"Sustainable tourism is about reducing the negative impacts of tourism and maximising the benefits," explained Louise Dixey, from Cardiff Metropolitan University's Next Tourism Generation project.
"It's not about the number of visitors, but it's about how much they spend and whether their visit can benefit local communities.
"There needs to be an emphasis on almost de-marketing some of these hotspots like Snowdonia and marketing unheard of places in Wales to try and spread the visitor load and make it more manageable."
A winter break centred around long walks and dining out can be seen as bringing in far more benefit for less impact than a daytrip to the beach in the height of summer, for example, where the only expenses may be car parking and an ice cream.
However, for some, the strategy still would not go far enough.
Howard Huws, from Welsh language group, Cylch yr Iaith, said some Welsh-speaking communities had been feeling "overwhelmed" by the tourist trade for decades.
"We're constantly being told that the only way to deal with tourism is to bolster it further - but we are in a situation where it's already wreaking damage," said Mr Huws.
"People find themselves with few job opportunities - and any opportunities in tourism are seasonal and low paid.

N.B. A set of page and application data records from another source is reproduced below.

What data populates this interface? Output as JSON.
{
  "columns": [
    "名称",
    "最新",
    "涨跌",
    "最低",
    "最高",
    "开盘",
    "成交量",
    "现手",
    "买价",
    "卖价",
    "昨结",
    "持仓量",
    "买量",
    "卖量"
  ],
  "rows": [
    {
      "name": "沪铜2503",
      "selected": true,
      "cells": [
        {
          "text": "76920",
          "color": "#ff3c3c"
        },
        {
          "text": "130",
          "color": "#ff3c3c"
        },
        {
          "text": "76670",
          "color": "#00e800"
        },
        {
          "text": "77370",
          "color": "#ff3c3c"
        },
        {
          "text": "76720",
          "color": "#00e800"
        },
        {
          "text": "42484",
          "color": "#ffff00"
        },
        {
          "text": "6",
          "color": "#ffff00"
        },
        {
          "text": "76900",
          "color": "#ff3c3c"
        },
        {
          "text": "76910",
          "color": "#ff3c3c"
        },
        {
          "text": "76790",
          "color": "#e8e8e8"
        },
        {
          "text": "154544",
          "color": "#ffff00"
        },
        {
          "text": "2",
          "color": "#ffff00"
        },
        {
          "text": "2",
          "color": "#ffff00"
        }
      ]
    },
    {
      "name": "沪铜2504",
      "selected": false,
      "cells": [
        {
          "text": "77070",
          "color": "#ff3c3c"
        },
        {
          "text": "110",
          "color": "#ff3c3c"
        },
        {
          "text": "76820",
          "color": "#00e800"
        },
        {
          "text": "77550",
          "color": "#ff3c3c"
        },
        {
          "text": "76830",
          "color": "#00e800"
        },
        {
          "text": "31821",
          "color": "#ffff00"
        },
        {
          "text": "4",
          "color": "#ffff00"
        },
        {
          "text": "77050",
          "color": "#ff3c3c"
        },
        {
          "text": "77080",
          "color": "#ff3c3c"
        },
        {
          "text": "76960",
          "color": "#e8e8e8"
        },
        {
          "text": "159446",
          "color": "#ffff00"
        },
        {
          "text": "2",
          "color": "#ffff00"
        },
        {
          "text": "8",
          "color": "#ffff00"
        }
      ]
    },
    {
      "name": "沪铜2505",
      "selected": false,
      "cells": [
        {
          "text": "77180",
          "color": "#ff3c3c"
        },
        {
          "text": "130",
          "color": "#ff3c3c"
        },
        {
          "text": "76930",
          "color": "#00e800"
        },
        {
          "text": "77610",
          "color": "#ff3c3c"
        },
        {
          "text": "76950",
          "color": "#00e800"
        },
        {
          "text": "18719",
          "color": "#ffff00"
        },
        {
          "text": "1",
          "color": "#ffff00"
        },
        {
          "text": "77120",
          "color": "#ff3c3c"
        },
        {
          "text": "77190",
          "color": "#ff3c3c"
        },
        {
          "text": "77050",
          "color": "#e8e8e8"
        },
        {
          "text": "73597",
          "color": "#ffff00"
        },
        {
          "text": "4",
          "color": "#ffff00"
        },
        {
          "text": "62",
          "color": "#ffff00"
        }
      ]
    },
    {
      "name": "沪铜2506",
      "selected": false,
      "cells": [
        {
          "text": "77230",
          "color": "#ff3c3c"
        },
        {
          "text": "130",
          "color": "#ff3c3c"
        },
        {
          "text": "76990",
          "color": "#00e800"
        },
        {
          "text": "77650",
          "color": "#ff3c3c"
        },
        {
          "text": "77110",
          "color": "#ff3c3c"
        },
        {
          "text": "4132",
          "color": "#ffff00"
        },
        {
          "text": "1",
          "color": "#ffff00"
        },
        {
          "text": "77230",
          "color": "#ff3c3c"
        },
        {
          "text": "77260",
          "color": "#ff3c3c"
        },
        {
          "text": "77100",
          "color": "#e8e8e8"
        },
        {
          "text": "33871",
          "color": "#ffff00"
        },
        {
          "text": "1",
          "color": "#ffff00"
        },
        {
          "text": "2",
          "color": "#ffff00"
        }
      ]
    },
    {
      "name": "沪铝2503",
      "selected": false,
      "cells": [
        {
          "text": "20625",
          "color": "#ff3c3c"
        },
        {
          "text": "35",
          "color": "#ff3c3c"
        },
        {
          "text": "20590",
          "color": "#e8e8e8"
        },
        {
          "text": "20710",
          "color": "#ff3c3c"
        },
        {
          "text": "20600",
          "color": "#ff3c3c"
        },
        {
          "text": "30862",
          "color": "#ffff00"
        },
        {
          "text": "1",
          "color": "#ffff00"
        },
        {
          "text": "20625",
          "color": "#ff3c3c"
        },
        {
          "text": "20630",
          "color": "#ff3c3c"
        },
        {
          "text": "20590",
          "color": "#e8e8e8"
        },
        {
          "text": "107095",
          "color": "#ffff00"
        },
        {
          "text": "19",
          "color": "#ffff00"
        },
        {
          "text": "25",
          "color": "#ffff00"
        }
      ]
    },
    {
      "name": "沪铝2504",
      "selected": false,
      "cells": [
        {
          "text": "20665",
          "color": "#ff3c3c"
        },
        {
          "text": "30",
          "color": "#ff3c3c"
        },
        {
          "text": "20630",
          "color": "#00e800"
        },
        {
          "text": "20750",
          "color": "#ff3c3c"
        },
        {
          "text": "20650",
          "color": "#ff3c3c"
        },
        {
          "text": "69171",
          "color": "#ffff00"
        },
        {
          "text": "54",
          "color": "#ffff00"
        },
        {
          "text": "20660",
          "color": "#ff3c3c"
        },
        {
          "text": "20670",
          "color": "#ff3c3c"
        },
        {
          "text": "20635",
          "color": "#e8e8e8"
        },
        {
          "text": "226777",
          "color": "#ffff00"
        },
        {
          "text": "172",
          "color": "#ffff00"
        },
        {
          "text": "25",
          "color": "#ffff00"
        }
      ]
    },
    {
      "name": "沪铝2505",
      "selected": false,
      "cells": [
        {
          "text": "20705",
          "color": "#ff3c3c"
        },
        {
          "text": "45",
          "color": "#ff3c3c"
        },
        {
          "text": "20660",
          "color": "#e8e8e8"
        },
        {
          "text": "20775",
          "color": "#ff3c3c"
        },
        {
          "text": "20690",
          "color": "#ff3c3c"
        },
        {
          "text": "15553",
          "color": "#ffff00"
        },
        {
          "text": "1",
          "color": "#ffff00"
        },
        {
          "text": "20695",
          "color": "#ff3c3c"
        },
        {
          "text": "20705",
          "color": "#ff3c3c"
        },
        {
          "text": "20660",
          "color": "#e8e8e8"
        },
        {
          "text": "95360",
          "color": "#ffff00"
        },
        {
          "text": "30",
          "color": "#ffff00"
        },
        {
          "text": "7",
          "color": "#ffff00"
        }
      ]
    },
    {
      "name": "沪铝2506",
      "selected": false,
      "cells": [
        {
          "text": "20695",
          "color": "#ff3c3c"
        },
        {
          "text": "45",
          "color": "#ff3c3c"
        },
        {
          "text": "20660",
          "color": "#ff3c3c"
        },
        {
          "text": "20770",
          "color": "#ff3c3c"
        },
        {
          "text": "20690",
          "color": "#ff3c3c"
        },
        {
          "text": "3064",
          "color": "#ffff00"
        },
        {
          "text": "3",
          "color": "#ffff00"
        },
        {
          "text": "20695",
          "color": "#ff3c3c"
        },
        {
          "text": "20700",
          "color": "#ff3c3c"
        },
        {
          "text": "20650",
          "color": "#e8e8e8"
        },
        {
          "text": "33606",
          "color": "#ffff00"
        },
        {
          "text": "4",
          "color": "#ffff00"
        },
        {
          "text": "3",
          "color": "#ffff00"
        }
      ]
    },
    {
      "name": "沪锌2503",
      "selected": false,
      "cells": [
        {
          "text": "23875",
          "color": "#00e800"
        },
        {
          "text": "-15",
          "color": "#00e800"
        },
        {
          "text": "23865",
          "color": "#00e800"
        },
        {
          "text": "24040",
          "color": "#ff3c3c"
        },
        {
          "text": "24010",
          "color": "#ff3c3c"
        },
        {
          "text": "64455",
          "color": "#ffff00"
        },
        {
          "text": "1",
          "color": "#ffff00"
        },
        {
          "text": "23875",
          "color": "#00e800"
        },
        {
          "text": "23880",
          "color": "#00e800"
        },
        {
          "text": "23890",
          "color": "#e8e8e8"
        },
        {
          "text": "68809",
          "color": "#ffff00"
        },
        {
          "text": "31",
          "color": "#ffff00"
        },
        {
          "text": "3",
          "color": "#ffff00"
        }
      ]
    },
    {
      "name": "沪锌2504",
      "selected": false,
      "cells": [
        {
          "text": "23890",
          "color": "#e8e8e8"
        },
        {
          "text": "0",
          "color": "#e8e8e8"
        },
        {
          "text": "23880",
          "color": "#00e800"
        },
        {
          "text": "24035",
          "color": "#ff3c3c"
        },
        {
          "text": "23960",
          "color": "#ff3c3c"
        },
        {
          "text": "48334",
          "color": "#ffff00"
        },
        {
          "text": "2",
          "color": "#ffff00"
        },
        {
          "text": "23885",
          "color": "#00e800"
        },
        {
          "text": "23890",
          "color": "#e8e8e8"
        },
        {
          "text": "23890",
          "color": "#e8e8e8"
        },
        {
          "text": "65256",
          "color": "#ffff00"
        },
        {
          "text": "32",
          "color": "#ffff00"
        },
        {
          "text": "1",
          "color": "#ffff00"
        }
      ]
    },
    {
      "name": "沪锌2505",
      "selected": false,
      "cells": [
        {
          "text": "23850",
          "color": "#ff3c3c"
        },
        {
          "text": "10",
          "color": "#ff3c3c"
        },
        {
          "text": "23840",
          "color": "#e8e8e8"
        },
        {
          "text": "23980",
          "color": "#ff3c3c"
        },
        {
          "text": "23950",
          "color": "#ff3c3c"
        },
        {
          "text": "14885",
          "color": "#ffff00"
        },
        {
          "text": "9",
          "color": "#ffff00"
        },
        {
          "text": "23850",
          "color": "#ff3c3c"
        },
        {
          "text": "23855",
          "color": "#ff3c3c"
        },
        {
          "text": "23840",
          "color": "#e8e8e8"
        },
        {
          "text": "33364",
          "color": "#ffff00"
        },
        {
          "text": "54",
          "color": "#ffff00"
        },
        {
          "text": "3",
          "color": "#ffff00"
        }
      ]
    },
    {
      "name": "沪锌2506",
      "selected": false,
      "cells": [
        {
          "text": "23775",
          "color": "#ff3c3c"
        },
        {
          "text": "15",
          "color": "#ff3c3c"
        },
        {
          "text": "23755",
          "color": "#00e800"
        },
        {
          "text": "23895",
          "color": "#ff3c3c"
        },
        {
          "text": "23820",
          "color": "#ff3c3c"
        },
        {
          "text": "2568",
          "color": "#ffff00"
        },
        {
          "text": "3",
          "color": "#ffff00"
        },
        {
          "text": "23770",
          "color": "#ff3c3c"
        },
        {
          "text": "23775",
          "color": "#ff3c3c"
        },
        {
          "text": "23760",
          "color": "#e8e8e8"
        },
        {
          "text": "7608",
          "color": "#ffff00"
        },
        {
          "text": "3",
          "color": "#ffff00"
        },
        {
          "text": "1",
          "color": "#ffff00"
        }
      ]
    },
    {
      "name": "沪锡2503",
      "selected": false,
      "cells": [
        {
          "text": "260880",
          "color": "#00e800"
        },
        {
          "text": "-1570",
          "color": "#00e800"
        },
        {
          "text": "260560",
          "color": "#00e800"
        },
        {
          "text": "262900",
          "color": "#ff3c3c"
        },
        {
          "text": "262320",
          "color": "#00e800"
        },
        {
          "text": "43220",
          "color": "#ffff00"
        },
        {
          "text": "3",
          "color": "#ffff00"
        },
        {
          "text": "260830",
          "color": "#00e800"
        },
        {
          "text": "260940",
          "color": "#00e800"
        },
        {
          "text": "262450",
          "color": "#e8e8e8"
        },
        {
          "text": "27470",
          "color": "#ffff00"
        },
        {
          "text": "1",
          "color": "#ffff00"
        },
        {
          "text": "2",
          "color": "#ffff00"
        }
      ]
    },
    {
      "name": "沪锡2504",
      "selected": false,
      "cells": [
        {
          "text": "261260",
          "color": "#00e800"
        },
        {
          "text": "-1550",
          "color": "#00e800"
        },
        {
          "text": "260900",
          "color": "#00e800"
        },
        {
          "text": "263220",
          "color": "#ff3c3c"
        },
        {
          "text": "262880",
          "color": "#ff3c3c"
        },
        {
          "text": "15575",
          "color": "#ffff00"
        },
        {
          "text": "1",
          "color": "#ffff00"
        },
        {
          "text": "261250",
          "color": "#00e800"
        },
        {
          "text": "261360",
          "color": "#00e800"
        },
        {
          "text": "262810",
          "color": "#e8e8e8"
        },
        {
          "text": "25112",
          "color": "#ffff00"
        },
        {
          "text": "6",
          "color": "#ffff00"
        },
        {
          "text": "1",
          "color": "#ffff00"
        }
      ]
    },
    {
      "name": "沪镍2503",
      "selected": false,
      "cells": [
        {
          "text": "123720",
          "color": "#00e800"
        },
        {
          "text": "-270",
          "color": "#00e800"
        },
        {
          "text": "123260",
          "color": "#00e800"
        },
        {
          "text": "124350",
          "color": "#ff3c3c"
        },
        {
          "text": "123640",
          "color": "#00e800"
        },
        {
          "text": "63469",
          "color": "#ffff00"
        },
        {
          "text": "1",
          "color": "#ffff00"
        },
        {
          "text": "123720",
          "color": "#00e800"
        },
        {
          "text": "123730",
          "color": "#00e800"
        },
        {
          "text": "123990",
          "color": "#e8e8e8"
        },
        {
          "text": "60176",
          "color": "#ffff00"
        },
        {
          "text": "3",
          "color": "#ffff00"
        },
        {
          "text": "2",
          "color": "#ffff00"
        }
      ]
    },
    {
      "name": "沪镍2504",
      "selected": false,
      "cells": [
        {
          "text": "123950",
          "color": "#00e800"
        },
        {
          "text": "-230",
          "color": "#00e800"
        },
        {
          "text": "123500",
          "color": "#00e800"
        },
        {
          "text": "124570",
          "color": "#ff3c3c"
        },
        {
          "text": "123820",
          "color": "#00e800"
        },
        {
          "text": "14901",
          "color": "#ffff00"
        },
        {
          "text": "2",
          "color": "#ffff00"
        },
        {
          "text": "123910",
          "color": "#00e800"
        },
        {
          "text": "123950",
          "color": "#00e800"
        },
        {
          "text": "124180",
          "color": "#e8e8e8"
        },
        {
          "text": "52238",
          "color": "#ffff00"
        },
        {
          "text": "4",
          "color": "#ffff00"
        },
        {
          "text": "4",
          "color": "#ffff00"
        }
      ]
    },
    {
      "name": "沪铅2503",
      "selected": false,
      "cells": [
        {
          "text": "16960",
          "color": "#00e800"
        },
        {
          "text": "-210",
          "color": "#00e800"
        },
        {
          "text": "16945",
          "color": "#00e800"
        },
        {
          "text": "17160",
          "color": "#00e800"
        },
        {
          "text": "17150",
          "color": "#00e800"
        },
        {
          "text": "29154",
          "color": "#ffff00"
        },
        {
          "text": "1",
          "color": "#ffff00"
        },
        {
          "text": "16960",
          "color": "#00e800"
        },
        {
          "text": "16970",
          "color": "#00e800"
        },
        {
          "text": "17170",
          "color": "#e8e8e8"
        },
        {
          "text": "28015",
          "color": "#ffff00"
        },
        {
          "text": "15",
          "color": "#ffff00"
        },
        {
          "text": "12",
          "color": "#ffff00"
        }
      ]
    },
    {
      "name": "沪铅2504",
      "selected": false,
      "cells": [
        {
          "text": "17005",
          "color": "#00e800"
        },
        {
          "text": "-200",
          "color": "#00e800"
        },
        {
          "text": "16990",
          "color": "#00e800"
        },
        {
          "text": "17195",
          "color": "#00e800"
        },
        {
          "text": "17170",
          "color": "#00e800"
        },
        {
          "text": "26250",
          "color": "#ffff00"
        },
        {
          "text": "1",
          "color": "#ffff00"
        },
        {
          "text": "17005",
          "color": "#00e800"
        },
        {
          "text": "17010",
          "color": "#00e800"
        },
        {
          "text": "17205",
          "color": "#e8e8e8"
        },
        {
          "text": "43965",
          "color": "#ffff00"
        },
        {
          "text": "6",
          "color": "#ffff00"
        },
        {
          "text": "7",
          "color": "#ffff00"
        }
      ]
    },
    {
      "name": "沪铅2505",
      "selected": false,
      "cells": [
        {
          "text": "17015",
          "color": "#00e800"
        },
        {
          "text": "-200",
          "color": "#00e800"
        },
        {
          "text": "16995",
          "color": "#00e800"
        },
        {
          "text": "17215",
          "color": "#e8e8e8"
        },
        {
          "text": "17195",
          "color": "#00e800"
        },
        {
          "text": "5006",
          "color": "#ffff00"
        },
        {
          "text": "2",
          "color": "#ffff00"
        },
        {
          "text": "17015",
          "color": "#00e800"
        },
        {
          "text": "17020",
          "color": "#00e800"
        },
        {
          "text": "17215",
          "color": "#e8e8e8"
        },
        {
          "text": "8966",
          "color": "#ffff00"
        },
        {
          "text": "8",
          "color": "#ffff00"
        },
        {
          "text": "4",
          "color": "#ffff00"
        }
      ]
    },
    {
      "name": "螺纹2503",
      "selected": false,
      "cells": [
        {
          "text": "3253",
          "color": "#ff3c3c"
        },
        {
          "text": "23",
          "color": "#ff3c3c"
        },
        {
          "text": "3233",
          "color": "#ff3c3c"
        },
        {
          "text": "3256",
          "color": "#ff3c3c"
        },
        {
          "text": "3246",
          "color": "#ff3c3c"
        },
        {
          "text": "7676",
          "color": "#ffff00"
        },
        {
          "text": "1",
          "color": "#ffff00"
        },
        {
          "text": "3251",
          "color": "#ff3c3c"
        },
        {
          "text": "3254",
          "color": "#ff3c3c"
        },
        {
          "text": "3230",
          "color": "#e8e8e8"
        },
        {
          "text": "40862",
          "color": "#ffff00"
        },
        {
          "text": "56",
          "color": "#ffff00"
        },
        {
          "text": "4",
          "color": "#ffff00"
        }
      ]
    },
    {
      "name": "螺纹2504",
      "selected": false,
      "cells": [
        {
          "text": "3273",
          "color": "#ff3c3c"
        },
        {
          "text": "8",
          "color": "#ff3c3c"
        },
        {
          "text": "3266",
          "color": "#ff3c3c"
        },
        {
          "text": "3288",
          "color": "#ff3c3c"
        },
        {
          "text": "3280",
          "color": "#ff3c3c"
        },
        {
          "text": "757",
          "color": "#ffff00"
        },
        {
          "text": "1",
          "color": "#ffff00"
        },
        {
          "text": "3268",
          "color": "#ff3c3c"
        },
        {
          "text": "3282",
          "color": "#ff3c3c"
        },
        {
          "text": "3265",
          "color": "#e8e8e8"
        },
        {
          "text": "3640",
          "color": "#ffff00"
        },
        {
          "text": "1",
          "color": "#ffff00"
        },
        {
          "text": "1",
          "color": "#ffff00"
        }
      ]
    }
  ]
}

"The cost of having those jobs is people then find themselves priced out of the housing market. We find ourselves unable to access the sites within our own landscape where tourism has taken control.
"They are talking about diversifying it and spreading it - but not about controlling it. Without controlling it - nothing is sustainable."
Across the industry there is an acknowledgement coronavirus may have created a strange paradox, simultaneously crippling businesses while potentially increasing their future demand - as people switch from foreign holidays to staycations.
"There is a slight concern given the current situation that many tourism and hospitality businesses might not survive until spring 2021," said Ms Dixey.
"But there has been a surge in domestic demand. So we might actually be in a situation next year where market demand exceeds supply, particularly in relation to accommodation, which would limit the number of visitors."
The Welsh Government said its £1.7bn support package was the "most generous" in the UK and included a £500m economic resilience fund which had "helped protect the livelihoods of more than 100,000 people".
A spokesman added: "Over the course of the pandemic and in the coming years we will continue to listen closely to the people of Wales, the industry and visitors to ensure what we're delivering is sustainable and provides prosperity for everyone."